This is an era that's long past we are talking about, full of tiny things that nowadays have all but disappeared. Listening to those old albums by The Doors tells us of craftsmen's skills applied with great care, and of a studio work which had the best results as its goal. With the group featuring those elements which made for a better appreciation of the music, even when not consciously perceived - something which takes for granted an undivided attention when it comes to listening to music.

Which is even more laudable when it comes to The Doors, given the pandemonium the group faced in their live concerts.

This could sound a bit vague, so here are two specific examples - readers are invited to find their own.

The main character when it comes to keyboards on Hyacinth House is a Hammond organ, with a generous dose of vibrato.
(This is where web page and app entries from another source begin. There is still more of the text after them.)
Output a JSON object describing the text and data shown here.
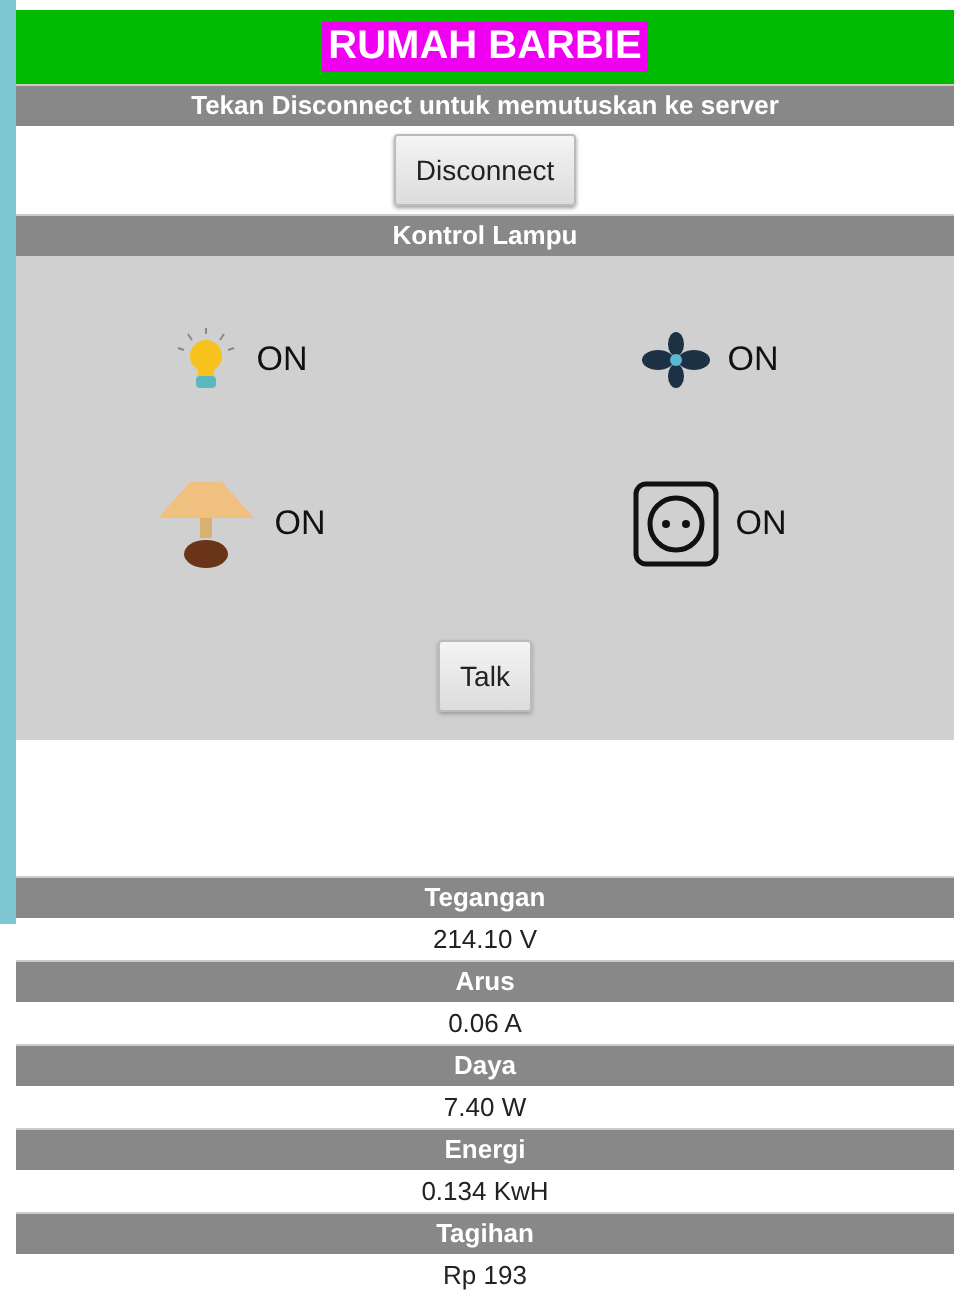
{
  "app_title": "RUMAH BARBIE",
  "connection": {
    "hint": "Tekan Disconnect untuk memutuskan ke server",
    "button": "Disconnect"
  },
  "control": {
    "title": "Kontrol Lampu",
    "devices": [
      {
        "kind": "bulb",
        "state": "ON"
      },
      {
        "kind": "fan",
        "state": "ON"
      },
      {
        "kind": "lamp",
        "state": "ON"
      },
      {
        "kind": "socket",
        "state": "ON"
      }
    ],
    "button": "Talk"
  },
  "readings": [
    {
      "label": "Tegangan",
      "value": "214.10 V"
    },
    {
      "label": "Arus",
      "value": "0.06 A"
    },
    {
      "label": "Daya",
      "value": "7.40 W"
    },
    {
      "label": "Energi",
      "value": "0.134 KwH"
    },
    {
      "label": "Tagihan",
      "value": "Rp 193"
    }
  ]
}
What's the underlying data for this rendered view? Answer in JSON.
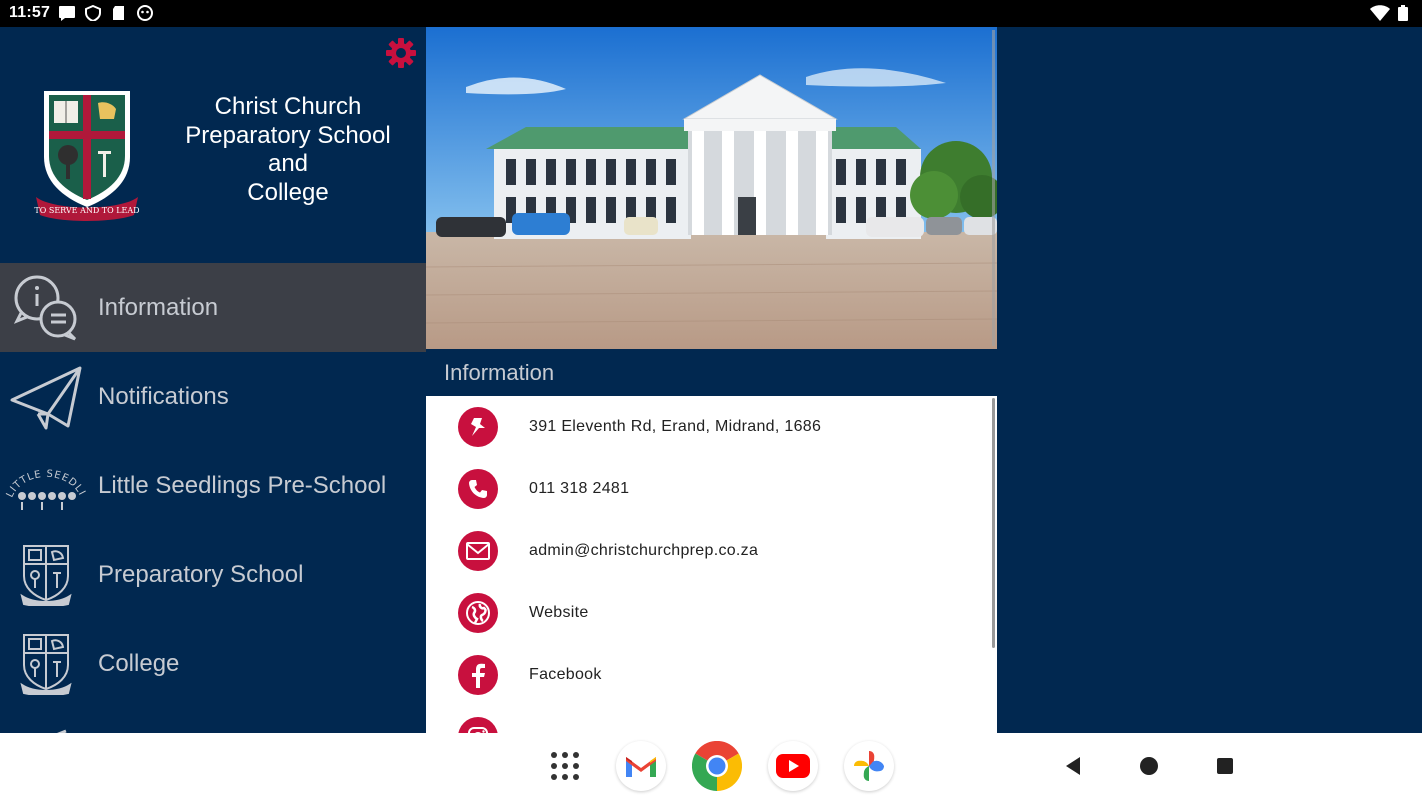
{
  "status_bar": {
    "time": "11:57",
    "icons": [
      "message-icon",
      "shield-icon",
      "sd-card-icon",
      "face-icon",
      "wifi-icon",
      "battery-icon"
    ]
  },
  "sidebar": {
    "school_name": "Christ Church\nPreparatory School\nand\nCollege",
    "crest_motto": "TO SERVE AND TO LEAD",
    "items": [
      {
        "label": "Information",
        "icon": "info-chat-icon",
        "active": true
      },
      {
        "label": "Notifications",
        "icon": "paper-plane-icon",
        "active": false
      },
      {
        "label": "Little Seedlings Pre-School",
        "icon": "little-seedlings-logo",
        "logo_text": "LITTLE SEEDLINGS",
        "active": false
      },
      {
        "label": "Preparatory School",
        "icon": "school-crest-icon",
        "active": false
      },
      {
        "label": "College",
        "icon": "school-crest-icon",
        "active": false
      }
    ]
  },
  "main": {
    "section_title": "Information",
    "contacts": [
      {
        "icon": "pin-icon",
        "text": "391 Eleventh Rd, Erand, Midrand, 1686"
      },
      {
        "icon": "phone-icon",
        "text": "011 318 2481"
      },
      {
        "icon": "mail-icon",
        "text": "admin@christchurchprep.co.za"
      },
      {
        "icon": "globe-icon",
        "text": "Website"
      },
      {
        "icon": "facebook-icon",
        "text": "Facebook"
      },
      {
        "icon": "instagram-icon",
        "text": ""
      }
    ]
  },
  "nav_bar": {
    "apps": [
      "app-drawer-icon",
      "gmail-icon",
      "chrome-icon",
      "youtube-icon",
      "photos-icon"
    ],
    "system": [
      "back-icon",
      "home-icon",
      "recents-icon"
    ]
  },
  "colors": {
    "navy": "#012850",
    "accent_red": "#c8103e",
    "active_row": "#3c3f47",
    "nav_text": "#c7cbd2"
  }
}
But check the timbre on the "bridge" section, where the lyrics start with "I see the bathroom is clear". Here the Hammond has a function called "percussion" in operation, and its backing, the notes now played "staccato", perfectly mirrors the feeling of "walking on eggshells" which is painted in this section.
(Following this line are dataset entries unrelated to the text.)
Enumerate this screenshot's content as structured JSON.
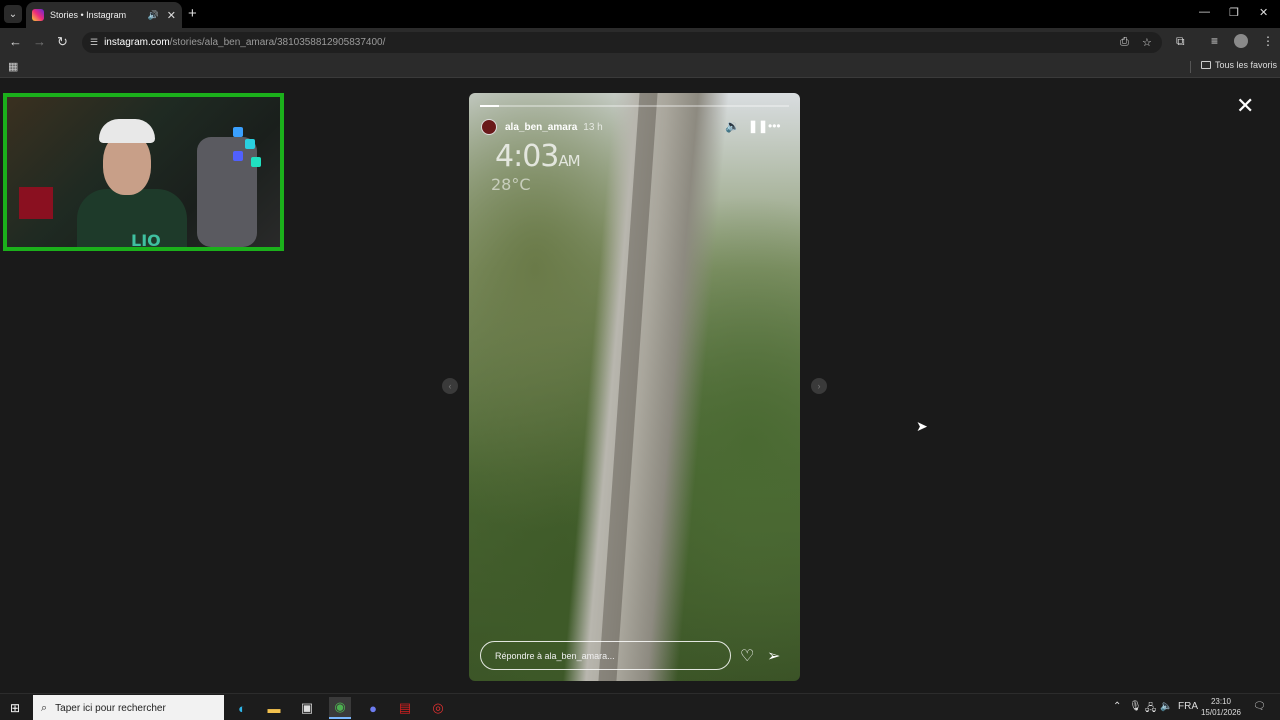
{
  "browser": {
    "tab": {
      "title": "Stories • Instagram"
    },
    "address": {
      "host": "instagram.com",
      "path": "/stories/ala_ben_amara/3810358812905837400/"
    },
    "bookmarks": {
      "folder_label": "Tous les favoris"
    }
  },
  "story": {
    "username": "ala_ben_amara",
    "time_ago": "13 h",
    "progress": 0.06,
    "sticker_time": "4:03",
    "sticker_ampm": "AM",
    "sticker_temp": "28°C",
    "reply_placeholder": "Répondre à ala_ben_amara..."
  },
  "webcam": {
    "sign_text": "LIO"
  },
  "taskbar": {
    "search_placeholder": "Taper ici pour rechercher",
    "language": "FRA",
    "time": "23:10",
    "date": "15/01/2026"
  },
  "colors": {
    "webcam_border": "#1bb01b",
    "background": "#1a1a1a",
    "instagram_gradient": "#ee2a7b"
  },
  "icons": {
    "tab_favicon": "instagram-icon",
    "speaker": "speaker-icon",
    "close": "close-icon",
    "back": "back-arrow-icon",
    "forward": "forward-arrow-icon",
    "reload": "reload-icon",
    "install": "install-app-icon",
    "star": "bookmark-star-icon",
    "extensions": "puzzle-icon",
    "media": "media-control-icon",
    "menu": "kebab-menu-icon",
    "apps": "apps-grid-icon",
    "story_mute": "volume-icon",
    "story_pause": "pause-icon",
    "story_more": "more-icon",
    "like": "heart-icon",
    "share": "send-icon"
  }
}
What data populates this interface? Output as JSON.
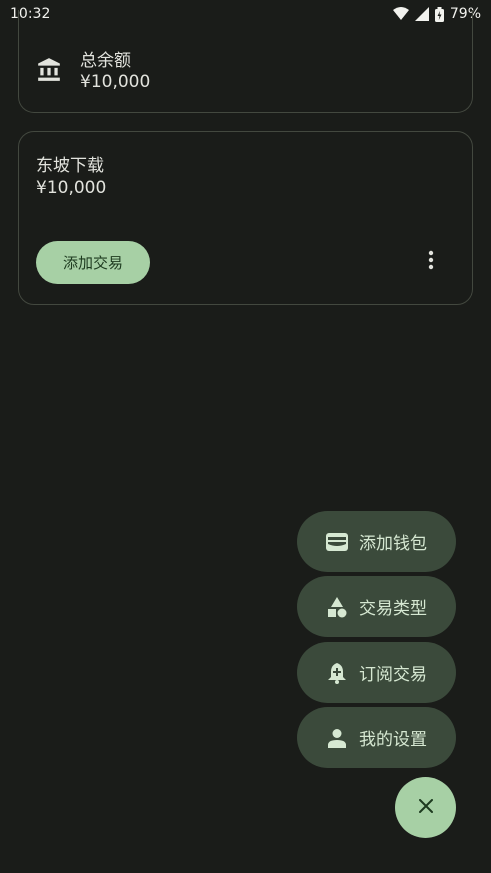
{
  "status_bar": {
    "time": "10:32",
    "battery": "79%"
  },
  "summary": {
    "label": "总余额",
    "value": "¥10,000",
    "icon": "bank-icon"
  },
  "wallet": {
    "name": "东坡下载",
    "balance": "¥10,000",
    "add_transaction_label": "添加交易"
  },
  "fab_menu": {
    "items": [
      {
        "label": "添加钱包",
        "icon": "wallet-icon"
      },
      {
        "label": "交易类型",
        "icon": "category-shapes-icon"
      },
      {
        "label": "订阅交易",
        "icon": "subscription-bell-icon"
      },
      {
        "label": "我的设置",
        "icon": "person-icon"
      }
    ],
    "close_icon": "close-icon"
  },
  "colors": {
    "background": "#1a1c19",
    "accent": "#a7d0a5",
    "menu_item_bg": "#3b4a3b"
  }
}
As we all know, the main ingredient of the song Waiting For The Sun is the dramatic opposition of "full" and "empty". Given this framework, the thin, sinister vibrato of the organ part - played on what I believe to be a Gibson G-101 - that appears under the line "Is this the strangest life I've ever known?" gives the line a strong feeling of tension, fear, and unknown that perfectly complements it.

Going back, I seem to remember that among those who thought Jim Morrison to be a questionable character there were a lot of people who didn't even consider "those other three" as being living, breathing, creatures. And I'm certain that having a look at those reviews from way back, more than a few penned by illustrious names, will prove this. It's not that things as seen ex post necessarily benefit from a clearer vision, and for the same reason: there's Jim Morrison... And The Doors. And I know I'll never understand those who said/say that The Doors released only three good albums: those first two, and their last one. (How an album like L.A. Woman can be described as being "live in the studio" - no ears left? - I'll never know.)
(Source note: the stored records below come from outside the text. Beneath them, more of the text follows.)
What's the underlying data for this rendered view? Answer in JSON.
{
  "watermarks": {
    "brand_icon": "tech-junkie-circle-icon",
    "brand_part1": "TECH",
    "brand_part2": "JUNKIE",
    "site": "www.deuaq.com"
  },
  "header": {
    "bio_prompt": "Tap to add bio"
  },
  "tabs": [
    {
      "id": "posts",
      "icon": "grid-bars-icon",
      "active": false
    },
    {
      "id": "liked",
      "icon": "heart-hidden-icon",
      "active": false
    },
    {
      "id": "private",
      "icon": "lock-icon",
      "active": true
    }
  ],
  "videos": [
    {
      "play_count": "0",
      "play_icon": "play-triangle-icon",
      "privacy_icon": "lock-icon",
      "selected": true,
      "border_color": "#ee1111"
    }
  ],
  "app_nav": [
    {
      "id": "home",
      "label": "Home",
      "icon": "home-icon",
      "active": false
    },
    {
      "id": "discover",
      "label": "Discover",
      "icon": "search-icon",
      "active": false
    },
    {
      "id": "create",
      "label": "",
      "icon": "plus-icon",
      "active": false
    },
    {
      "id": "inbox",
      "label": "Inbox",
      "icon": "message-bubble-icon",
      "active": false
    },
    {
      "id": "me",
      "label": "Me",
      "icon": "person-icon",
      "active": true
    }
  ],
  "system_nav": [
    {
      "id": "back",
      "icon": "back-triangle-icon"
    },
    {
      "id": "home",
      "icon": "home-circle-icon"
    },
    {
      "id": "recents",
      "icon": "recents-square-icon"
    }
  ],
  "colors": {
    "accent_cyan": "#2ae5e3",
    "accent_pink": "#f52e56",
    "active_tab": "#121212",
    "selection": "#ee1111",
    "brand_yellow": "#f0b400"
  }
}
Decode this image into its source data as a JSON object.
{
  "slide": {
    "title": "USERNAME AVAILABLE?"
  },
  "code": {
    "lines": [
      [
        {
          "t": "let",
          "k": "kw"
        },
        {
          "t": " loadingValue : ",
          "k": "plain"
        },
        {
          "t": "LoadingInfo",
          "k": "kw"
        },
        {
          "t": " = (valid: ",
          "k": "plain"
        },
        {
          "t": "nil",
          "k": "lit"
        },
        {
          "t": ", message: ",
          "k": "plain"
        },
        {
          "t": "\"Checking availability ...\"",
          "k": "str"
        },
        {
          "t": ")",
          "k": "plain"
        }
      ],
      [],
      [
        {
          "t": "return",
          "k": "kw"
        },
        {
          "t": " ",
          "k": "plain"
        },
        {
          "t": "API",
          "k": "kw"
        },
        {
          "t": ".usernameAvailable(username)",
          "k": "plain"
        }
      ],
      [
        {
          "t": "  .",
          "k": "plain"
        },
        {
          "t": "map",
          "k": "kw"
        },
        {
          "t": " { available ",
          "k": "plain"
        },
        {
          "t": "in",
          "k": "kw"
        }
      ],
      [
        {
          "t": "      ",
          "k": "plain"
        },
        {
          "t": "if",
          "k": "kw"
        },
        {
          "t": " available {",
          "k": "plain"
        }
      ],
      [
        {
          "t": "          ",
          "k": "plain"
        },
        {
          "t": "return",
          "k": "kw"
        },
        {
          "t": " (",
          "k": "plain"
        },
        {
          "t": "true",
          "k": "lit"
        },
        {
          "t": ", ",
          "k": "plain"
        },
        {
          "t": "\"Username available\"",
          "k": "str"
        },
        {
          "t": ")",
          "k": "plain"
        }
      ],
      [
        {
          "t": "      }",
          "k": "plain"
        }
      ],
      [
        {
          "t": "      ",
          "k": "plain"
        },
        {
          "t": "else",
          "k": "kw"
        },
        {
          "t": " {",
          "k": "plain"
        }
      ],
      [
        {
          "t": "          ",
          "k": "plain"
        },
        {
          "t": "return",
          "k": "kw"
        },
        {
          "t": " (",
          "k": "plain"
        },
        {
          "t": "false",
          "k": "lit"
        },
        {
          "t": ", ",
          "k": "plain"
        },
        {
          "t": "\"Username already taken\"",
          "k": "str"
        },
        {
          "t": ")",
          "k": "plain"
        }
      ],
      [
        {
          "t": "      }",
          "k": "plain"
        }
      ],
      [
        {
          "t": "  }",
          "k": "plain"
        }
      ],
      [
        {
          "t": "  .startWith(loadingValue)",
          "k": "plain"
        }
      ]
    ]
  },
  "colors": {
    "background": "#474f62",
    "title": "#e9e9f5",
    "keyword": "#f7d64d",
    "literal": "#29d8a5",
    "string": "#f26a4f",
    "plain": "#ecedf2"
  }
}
In fact, the group's last studio album shows their great versatility when playing with aplomb and finesse so many styles.

The intro to The Changeling has the Hammond with vibrato, in some ways reminiscent of, say, Les McCann (there's also an echo of Tramp, by Otis Redding and Carla Thomas, which gives a funny aftertaste to something which could potentially sound a bit too dramatic). Listen to the guitar solo - three guitars! - with the organ as their backing.

The "tack piano" on Love Her Madly reminds one of Blues/Barrelhouse parts on tracks such as Roadhouse Blues and You Make Me Real - also L.A. Woman. Here the "thin"-sounding organ sounds just like the Vox Continental from the group's first two albums.

Listeners already know the pairing of Fender Rhodes with "tack piano" of the title track.

The tense mood of L'America starts with the organ arpeggios with echo - which sounds like the Gibson to me - at the start of the track. Listen to the way the sound and the chords change ("Come on, people"...), then the solo.

I've already talked about Hyacinth House. But pay attention to the "polonaise", as an "incongruous" organ intermezzo (after "... left to play").

Check the fine contrast between the tense guitar solo by Robby Krieger and the somnambulant, narcoleptic, posture of the Wurlitzer piano on Crawling King Snake.

The Wasp (Texas Radio And The Big Beat) is a perfect specimen of what a fantastic Hammond player was Manzarek, though his name was never synonymous with that brand.

For many years Riders On The Storm was made passé by too much listening. Let's listen now to that Fender Rhodes solo.

Raymond Daniel Manczarek, Jr., known as Ray Manzarek (February 12, 1939 – May 20, 2013)

© Beppe Colli 2013

CloudsandClocks.net | May 22, 2013